Work to be completed: For this exercise, retype every record below exactly and keep the pictures out.

=== Input data ===

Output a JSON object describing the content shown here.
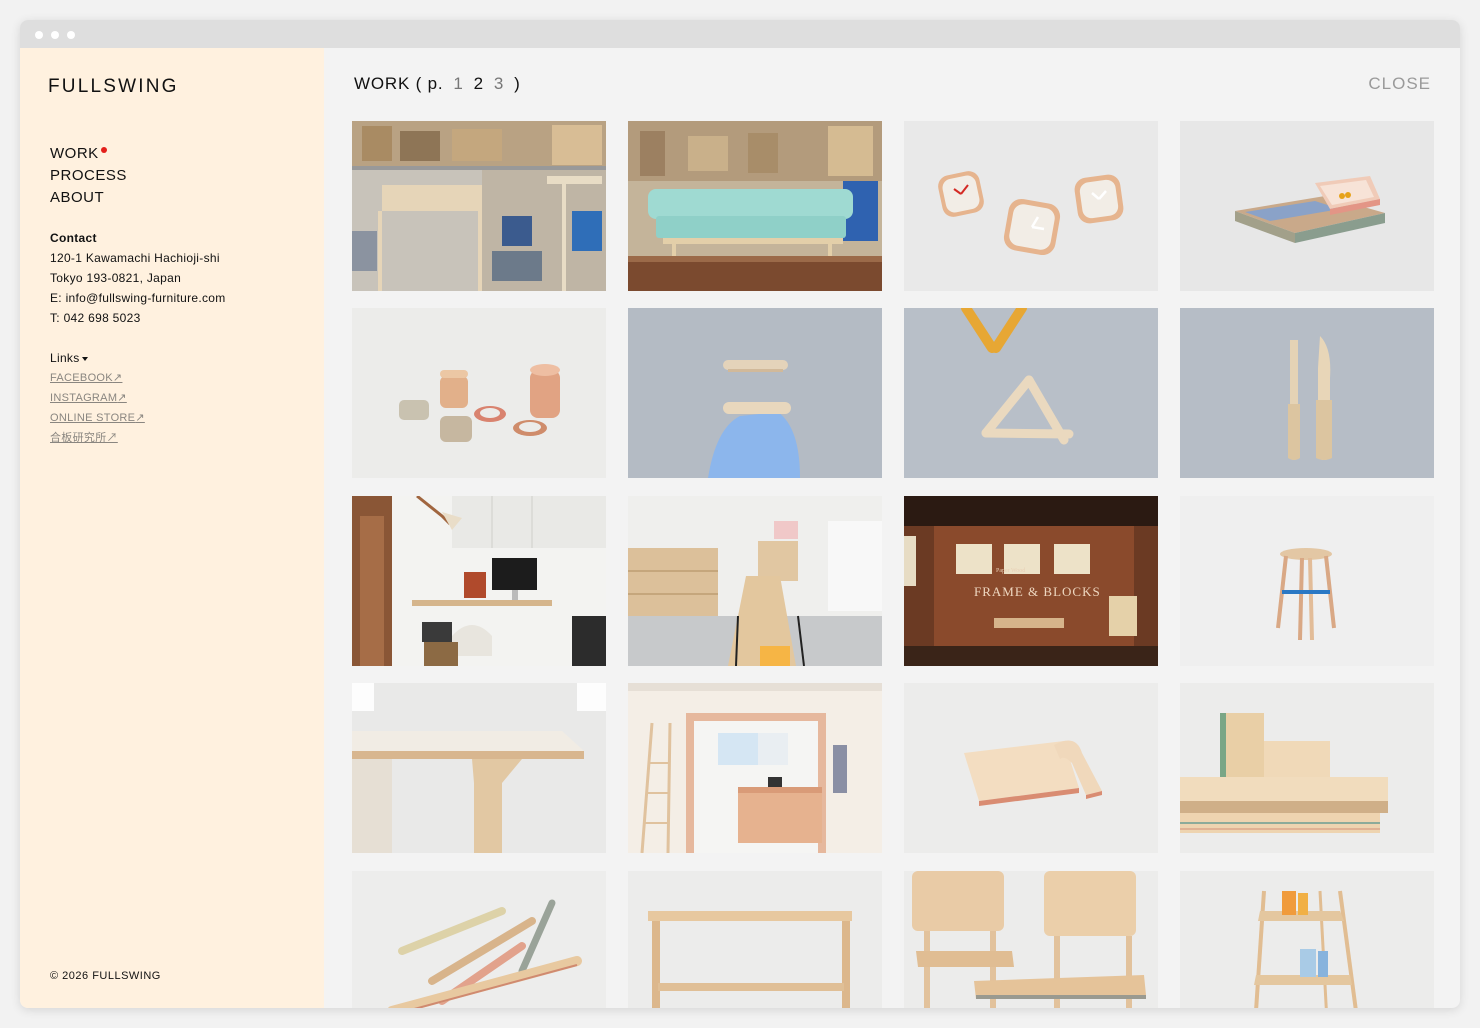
{
  "brand": "FULLSWING",
  "nav": {
    "work": "WORK",
    "process": "PROCESS",
    "about": "ABOUT"
  },
  "contact": {
    "heading": "Contact",
    "address1": "120-1 Kawamachi Hachioji-shi",
    "address2": "Tokyo 193-0821, Japan",
    "email": "E: info@fullswing-furniture.com",
    "phone": "T: 042 698 5023"
  },
  "links": {
    "heading": "Links",
    "items": [
      "FACEBOOK",
      "INSTAGRAM",
      "ONLINE STORE",
      "合板研究所"
    ],
    "arrow": "↗"
  },
  "copyright": "© 2026  FULLSWING",
  "page": {
    "title": "WORK ( p.",
    "pages": [
      "1",
      "2",
      "3"
    ],
    "current": "2",
    "close_paren": ")",
    "close": "CLOSE"
  },
  "gallery": {
    "sign_line1": "Paper Wood",
    "sign_line2": "FRAME & BLOCKS",
    "items": [
      "workshop-shelves",
      "mint-sofa",
      "clocks",
      "trays",
      "stacked-rings",
      "paper-holder",
      "triangle-sticks",
      "knife-pair",
      "home-office",
      "library-room",
      "frame-blocks-shop",
      "stool-blue",
      "table-corner",
      "kitchen-room",
      "puzzle-board",
      "stacked-blocks",
      "colored-pencils",
      "wooden-bench",
      "plywood-chairs",
      "magazine-rack"
    ]
  },
  "colors": {
    "accent": "#e3201b",
    "sidebar": "#fff1df",
    "wood": "#e8cfa8"
  }
}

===

Exercise answer:
Output a JSON object describing the content shown here.
{
  "brand": "FULLSWING",
  "nav": {
    "work": "WORK",
    "process": "PROCESS",
    "about": "ABOUT"
  },
  "contact": {
    "heading": "Contact",
    "address1": "120-1 Kawamachi Hachioji-shi",
    "address2": "Tokyo 193-0821, Japan",
    "email": "E: info@fullswing-furniture.com",
    "phone": "T: 042 698 5023"
  },
  "links": {
    "heading": "Links",
    "items": [
      "FACEBOOK",
      "INSTAGRAM",
      "ONLINE STORE",
      "合板研究所"
    ],
    "arrow": "↗"
  },
  "copyright": "© 2026  FULLSWING",
  "page": {
    "title": "WORK ( p.",
    "pages": [
      "1",
      "2",
      "3"
    ],
    "current": "2",
    "close_paren": ")",
    "close": "CLOSE"
  },
  "gallery": {
    "sign_line1": "Paper Wood",
    "sign_line2": "FRAME & BLOCKS",
    "items": [
      "workshop-shelves",
      "mint-sofa",
      "clocks",
      "trays",
      "stacked-rings",
      "paper-holder",
      "triangle-sticks",
      "knife-pair",
      "home-office",
      "library-room",
      "frame-blocks-shop",
      "stool-blue",
      "table-corner",
      "kitchen-room",
      "puzzle-board",
      "stacked-blocks",
      "colored-pencils",
      "wooden-bench",
      "plywood-chairs",
      "magazine-rack"
    ]
  },
  "colors": {
    "accent": "#e3201b",
    "sidebar": "#fff1df",
    "wood": "#e8cfa8"
  }
}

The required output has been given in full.